Registered Investment Companies

Note: The following post originally appeared in Perkins Coie’s Public Chatter blog.

In the making for a long time, the SEC proposed rules yesterday that would change how mutual funds disclose their proxy voting – and would require institutional investors to disclose their say-on-pay voting records for the first time. Here’s the 174-page proposing release.

This post will address another ambiguity in the “10% buffer” Rule 18f-4 provides for excluding the notional amount of derivative transactions that hedge currency or interest rate risks (“Hedging Derivatives”) when calculating the Derivatives Exposure of a Limited Derivatives User. The ambiguity is whether, once the notional amount of a Hedging Derivative exceeds the 10% buffer, a fund should add back to its Derivatives Exposure (a) the entire notional amount of the Hedging Derivative or (b) only the notional amount in excess of the 10% buffer. We chose answer (b) in our post on The 10% Buffer and Changes in Hedged Investments. This post explains why.

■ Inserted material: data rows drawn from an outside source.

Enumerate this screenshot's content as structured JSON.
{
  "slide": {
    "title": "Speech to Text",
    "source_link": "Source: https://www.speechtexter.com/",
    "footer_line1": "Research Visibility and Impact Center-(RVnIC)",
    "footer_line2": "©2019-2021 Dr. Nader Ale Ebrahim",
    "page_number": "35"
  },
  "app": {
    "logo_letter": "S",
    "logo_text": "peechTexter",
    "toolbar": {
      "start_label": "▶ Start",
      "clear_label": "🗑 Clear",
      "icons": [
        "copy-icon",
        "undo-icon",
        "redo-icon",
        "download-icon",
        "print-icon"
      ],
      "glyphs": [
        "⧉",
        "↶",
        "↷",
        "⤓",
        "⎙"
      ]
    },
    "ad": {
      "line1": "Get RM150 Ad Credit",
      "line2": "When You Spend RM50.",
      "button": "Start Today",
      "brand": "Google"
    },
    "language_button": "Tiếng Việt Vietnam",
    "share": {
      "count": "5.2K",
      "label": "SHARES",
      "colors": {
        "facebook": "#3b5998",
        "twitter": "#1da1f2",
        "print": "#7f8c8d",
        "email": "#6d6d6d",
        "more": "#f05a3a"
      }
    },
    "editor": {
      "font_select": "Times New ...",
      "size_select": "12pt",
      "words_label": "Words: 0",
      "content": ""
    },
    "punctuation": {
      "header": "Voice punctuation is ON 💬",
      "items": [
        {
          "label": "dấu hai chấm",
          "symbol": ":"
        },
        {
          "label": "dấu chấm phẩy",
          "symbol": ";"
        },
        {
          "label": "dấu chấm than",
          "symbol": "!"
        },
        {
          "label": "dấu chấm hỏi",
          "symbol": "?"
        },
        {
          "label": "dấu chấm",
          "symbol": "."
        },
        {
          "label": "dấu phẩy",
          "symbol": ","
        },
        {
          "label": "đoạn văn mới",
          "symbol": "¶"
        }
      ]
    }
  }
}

This post continues our examination of the “10% buffer” for Hedging Derivatives, which refers to the amount by which the notional amounts of Hedging Derivatives can exceed the value, par or principal amount of the hedged equity and fixed-income investments. In this post we consider whether funds should apply the 10% buffer to Hedging Derivatives in the aggregate or on a “hedge-by-hedge” basis.

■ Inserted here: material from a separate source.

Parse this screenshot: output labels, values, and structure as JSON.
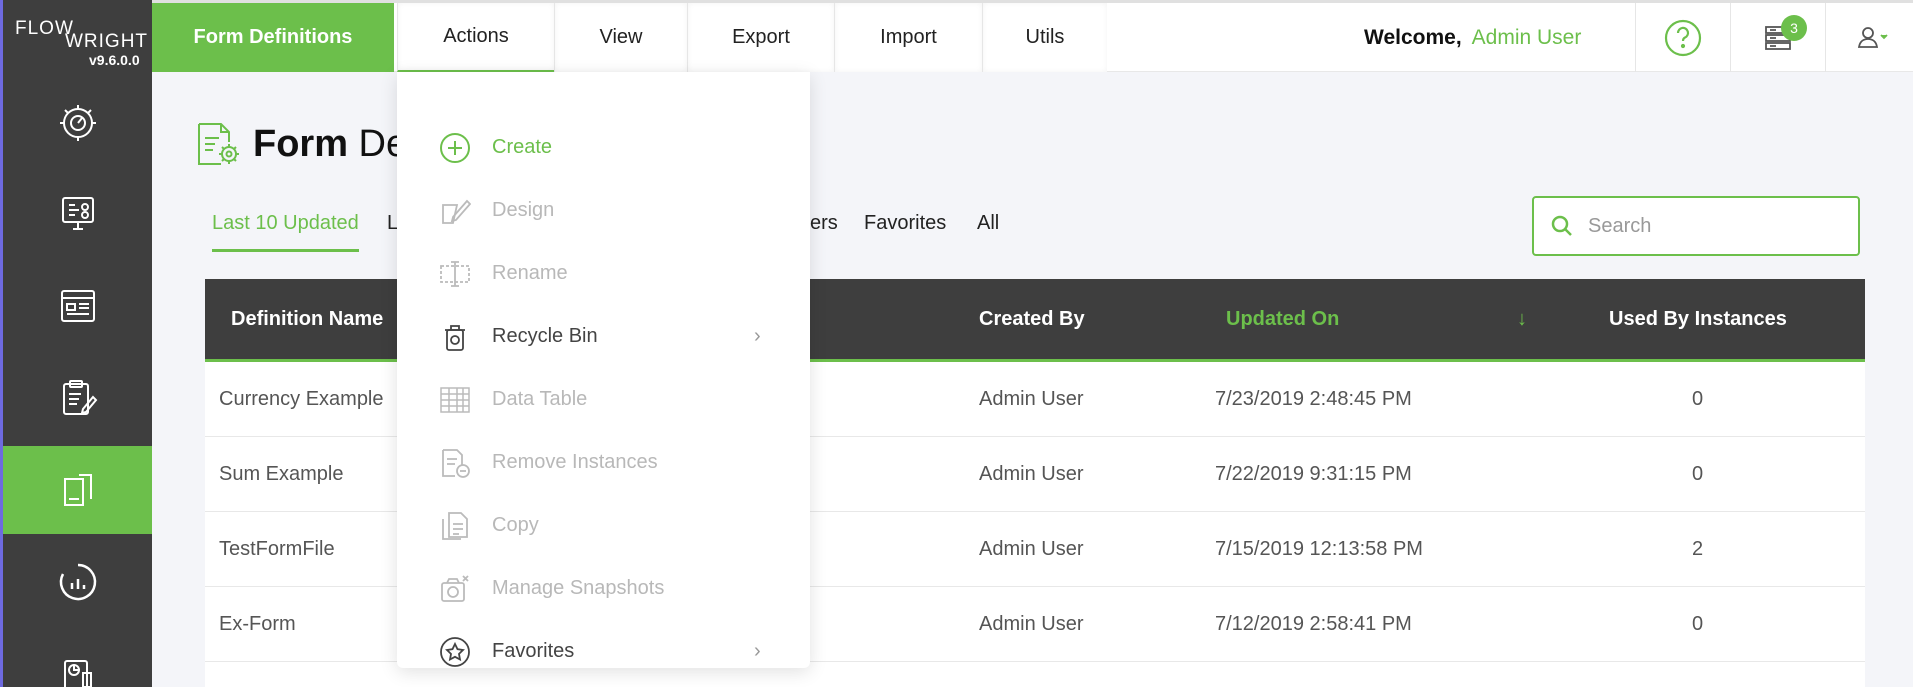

This post continues our examination of the “10% buffer” for Hedging Derivatives, which refers to the amount by which the notional amounts of Hedging Derivatives can exceed the value of hedged equity investments, par amount of hedged fixed-income investments or principal amount of hedged borrowings. In this post we examine what it means for Hedging Derivatives to exceed the 10% buffer.

We promised a few posts back to discuss how a Limited Derivatives User should apply what we termed the “10% buffer” to determine whether currency and interest-rate derivatives may be excluded from its derivatives exposure. This post begins to tackle the question What is the 10% Buffer? and explain how it might work.

Yesterday, the Investment Adviser Association published our article on “Dealing with the New Derivatives Rule: A Guide of Legal and Compliance Professionals” in the “Compliance Corner” of its September 2021 IAA Newsletter.

At a high level, the article:

  • Provides a background on the limitations on senior securities under the Investment Company Act of

Our last post examined examples of currency hedges that we believe Rule 18f‑4(c)(4)(i)(B) should allow a fund seeking to comply with the Limited Derivatives User requirements to exclude from its derivatives exposure. This post struggles with examples of interest-rate hedges that may, or may not, be excluded.

Our last two posts surveyed what Rule 18f-4 and its adopting release (the “Release”) tell us about excluding currency and interest-rate derivatives from the derivatives exposure of a fund seeking to comply with the Limited Derivatives User requirements of Rule 18f-4(c)(4). The Release indicates that the SEC intends to exclude only those derivatives that:

will predictably and mechanically provide the anticipated hedging exposure without giving rise to basis risks or other potentially complex risks that should be managed as part of a derivatives risk management program.”

This post considers questions we have encountered in applying this exacting standard to currency hedging strategies.

This post continues our examination of how a fund must treat hedges when calculating its derivatives exposure to qualify as a limited derivatives user. Commenters on proposed Rule 18f-4 suggested several types of derivatives hedges, in addition to currency derivatives, that the Commission might exclude from derivatives exposure. In the release adopting Rule 18f-4 (the “Adopting Release”), the Commission agreed to exclude interest rate derivatives from the calculation of derivatives exposure, but rejected the other suggestions. These other hedging strategies should therefore be included in a fund’s derivatives exposure.

We previously discussed covered call options and purchased option spreads, which are derivatives transactions and should be included in derivatives exposure. Other potential hedges that should be included in derivatives exposure include the following.